The reply should give back every entry exactly as written.
*** TASK INPUTS ***
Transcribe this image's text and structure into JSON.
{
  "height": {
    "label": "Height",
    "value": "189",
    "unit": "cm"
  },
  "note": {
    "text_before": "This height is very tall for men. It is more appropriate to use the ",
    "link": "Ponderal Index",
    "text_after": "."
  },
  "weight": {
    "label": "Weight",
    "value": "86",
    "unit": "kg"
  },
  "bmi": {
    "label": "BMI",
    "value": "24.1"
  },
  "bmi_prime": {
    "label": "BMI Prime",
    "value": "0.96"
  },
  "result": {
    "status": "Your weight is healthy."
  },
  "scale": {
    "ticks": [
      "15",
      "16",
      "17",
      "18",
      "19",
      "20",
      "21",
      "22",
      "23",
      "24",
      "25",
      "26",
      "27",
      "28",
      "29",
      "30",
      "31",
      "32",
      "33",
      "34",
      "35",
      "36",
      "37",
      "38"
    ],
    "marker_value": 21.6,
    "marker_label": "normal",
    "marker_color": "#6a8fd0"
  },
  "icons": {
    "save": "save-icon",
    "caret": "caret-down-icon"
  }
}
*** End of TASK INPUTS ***
ANSWER FOR THE TASK:
Transcribe this image's text and structure into JSON.
{
  "height": {
    "label": "Height",
    "value": "189",
    "unit": "cm"
  },
  "note": {
    "text_before": "This height is very tall for men. It is more appropriate to use the ",
    "link": "Ponderal Index",
    "text_after": "."
  },
  "weight": {
    "label": "Weight",
    "value": "86",
    "unit": "kg"
  },
  "bmi": {
    "label": "BMI",
    "value": "24.1"
  },
  "bmi_prime": {
    "label": "BMI Prime",
    "value": "0.96"
  },
  "result": {
    "status": "Your weight is healthy."
  },
  "scale": {
    "ticks": [
      "15",
      "16",
      "17",
      "18",
      "19",
      "20",
      "21",
      "22",
      "23",
      "24",
      "25",
      "26",
      "27",
      "28",
      "29",
      "30",
      "31",
      "32",
      "33",
      "34",
      "35",
      "36",
      "37",
      "38"
    ],
    "marker_value": 21.6,
    "marker_label": "normal",
    "marker_color": "#6a8fd0"
  },
  "icons": {
    "save": "save-icon",
    "caret": "caret-down-icon"
  }
}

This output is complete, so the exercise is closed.